* [The task]: Taking the data below line by line, count those that include the word "state" and report the number alone.

□ □ □ □ □ □ □

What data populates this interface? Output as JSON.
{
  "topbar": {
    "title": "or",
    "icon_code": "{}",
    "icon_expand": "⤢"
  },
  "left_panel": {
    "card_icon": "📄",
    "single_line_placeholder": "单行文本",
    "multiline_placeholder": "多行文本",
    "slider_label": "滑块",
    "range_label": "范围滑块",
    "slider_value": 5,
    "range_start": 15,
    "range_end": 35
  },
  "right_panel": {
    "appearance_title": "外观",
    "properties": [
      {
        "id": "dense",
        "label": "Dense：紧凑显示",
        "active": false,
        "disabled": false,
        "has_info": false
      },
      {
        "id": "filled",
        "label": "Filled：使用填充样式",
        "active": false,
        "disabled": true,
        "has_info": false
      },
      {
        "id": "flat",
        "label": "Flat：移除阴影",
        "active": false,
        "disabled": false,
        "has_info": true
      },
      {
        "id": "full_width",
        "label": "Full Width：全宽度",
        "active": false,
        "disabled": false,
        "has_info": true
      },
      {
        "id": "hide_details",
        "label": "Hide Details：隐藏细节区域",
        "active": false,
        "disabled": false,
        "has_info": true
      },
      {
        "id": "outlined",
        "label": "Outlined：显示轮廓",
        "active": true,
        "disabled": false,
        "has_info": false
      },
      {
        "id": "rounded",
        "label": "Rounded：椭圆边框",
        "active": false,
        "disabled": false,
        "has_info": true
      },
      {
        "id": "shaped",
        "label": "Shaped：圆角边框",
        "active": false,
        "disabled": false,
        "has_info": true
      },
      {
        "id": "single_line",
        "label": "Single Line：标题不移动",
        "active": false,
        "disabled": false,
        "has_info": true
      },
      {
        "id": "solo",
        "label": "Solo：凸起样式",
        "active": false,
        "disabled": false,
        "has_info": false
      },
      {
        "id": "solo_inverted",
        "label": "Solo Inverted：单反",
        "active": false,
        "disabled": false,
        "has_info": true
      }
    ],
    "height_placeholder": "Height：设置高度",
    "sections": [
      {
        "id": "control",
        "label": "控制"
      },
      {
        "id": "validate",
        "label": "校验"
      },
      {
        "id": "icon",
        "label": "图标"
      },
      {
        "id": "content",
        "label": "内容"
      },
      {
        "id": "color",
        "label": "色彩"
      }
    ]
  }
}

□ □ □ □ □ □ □

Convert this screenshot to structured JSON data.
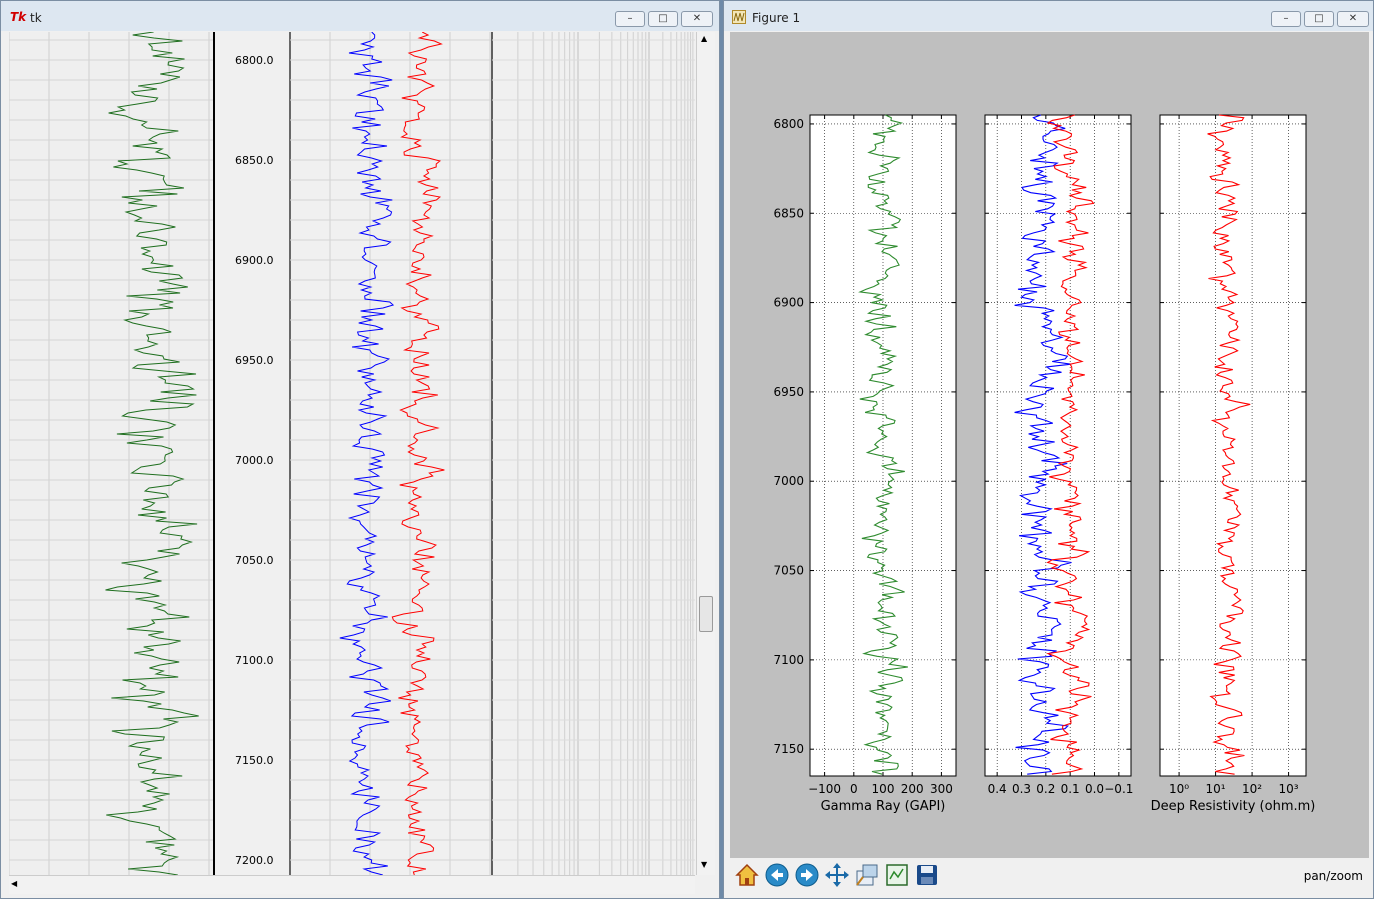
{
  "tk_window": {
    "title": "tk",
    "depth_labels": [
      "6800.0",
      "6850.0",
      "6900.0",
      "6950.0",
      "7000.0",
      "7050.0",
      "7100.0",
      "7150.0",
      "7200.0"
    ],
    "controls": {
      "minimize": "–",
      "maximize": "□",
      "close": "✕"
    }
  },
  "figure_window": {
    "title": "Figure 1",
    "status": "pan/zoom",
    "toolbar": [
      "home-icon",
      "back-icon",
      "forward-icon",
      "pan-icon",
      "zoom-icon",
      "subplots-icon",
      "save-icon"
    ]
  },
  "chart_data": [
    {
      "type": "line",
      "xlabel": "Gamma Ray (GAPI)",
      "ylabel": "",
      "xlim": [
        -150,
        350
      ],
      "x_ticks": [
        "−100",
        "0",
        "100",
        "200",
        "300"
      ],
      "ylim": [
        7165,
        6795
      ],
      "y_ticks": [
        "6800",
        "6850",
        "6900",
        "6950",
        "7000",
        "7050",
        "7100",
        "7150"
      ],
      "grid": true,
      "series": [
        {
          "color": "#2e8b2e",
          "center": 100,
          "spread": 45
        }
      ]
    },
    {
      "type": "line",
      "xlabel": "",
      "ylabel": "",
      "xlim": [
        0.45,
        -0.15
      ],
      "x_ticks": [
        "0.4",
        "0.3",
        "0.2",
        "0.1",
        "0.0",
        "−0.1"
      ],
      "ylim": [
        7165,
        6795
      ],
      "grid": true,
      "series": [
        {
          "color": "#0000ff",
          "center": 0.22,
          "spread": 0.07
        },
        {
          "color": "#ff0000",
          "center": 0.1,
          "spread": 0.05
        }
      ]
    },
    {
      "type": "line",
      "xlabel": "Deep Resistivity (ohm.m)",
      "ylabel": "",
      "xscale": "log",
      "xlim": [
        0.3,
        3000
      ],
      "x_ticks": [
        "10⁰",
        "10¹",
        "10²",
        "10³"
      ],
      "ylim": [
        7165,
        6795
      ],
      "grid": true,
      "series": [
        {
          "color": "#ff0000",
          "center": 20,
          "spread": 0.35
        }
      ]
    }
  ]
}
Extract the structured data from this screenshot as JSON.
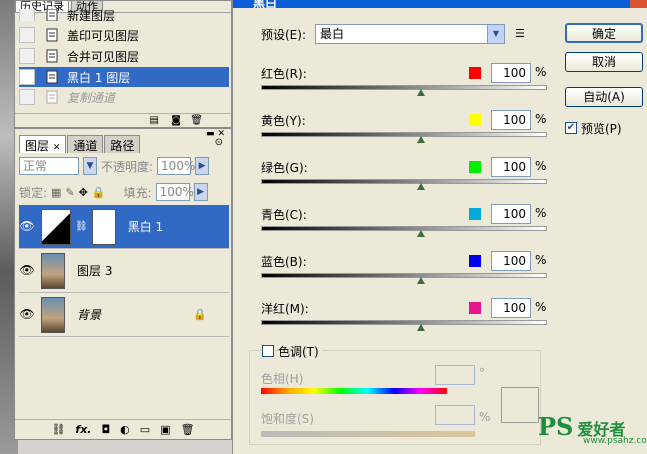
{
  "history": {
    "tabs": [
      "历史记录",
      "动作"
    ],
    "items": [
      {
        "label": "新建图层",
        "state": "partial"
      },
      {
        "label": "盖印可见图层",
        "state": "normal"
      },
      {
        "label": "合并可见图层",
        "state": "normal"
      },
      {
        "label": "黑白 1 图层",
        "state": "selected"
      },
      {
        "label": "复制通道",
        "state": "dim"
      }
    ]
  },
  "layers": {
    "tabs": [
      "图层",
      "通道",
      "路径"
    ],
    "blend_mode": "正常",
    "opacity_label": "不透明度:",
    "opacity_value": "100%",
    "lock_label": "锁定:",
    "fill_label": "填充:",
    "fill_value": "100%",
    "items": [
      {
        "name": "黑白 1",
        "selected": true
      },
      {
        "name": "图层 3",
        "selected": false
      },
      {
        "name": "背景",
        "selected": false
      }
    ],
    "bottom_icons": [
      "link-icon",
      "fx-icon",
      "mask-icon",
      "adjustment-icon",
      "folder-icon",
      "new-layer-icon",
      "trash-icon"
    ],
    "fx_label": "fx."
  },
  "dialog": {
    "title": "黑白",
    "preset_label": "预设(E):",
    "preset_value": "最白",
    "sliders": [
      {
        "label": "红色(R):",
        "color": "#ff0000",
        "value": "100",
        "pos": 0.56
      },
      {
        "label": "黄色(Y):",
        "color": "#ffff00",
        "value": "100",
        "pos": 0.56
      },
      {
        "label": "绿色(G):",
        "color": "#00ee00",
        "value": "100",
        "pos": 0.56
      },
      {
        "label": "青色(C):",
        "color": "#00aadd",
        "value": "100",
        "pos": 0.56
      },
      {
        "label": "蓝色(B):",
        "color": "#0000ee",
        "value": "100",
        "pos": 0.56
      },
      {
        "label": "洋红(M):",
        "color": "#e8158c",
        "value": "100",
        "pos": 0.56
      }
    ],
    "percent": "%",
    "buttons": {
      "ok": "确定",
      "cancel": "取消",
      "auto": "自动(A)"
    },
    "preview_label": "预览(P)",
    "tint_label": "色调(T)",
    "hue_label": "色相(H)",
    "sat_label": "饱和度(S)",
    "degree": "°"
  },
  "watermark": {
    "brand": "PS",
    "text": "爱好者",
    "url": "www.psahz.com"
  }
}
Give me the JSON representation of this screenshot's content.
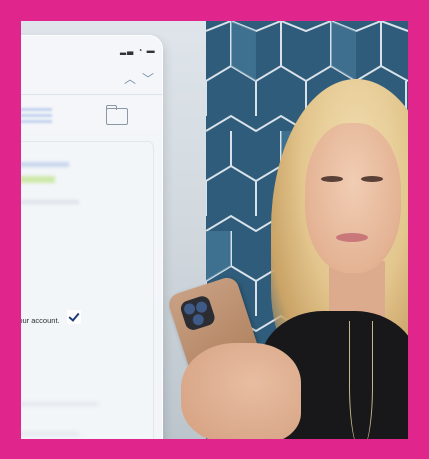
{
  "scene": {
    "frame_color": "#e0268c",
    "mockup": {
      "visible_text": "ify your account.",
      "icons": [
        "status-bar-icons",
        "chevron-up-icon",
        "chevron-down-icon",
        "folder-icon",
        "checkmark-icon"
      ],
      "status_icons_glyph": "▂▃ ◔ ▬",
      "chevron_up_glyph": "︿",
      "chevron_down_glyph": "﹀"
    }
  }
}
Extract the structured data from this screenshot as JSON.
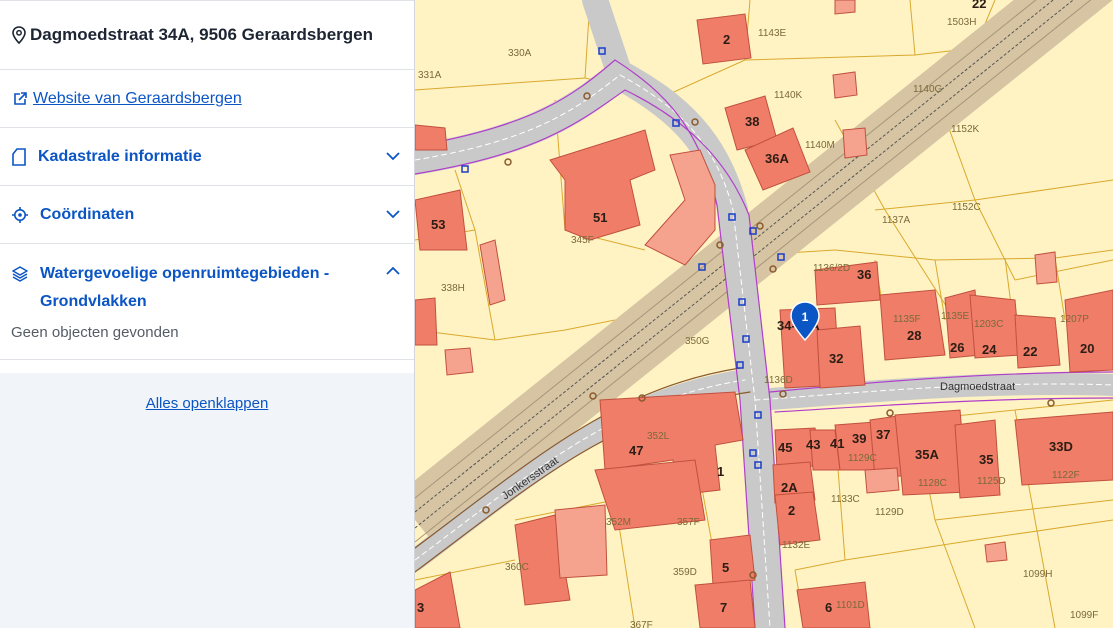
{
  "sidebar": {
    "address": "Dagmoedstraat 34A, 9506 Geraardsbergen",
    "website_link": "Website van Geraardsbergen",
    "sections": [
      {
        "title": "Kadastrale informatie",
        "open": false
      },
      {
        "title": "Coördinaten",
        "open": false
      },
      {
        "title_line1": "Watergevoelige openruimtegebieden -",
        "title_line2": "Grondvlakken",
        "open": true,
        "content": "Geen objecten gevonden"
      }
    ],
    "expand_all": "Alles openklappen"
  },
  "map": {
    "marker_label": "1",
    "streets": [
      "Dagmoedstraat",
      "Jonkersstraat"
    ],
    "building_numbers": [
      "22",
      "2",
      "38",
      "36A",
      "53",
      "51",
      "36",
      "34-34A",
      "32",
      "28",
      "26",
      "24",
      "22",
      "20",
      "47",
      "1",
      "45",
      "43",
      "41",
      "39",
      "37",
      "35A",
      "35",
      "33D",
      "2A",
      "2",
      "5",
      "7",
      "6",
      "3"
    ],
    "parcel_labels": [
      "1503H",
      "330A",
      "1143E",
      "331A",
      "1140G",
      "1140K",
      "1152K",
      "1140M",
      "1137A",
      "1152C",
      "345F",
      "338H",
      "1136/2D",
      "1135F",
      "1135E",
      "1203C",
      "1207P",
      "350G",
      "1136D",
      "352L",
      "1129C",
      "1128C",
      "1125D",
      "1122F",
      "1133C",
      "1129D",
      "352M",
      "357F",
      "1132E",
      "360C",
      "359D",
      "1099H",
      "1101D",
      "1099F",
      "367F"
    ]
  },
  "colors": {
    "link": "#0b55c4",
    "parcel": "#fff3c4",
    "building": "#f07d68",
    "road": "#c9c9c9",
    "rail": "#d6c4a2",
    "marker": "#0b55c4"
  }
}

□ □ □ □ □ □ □

* [Task result]: 5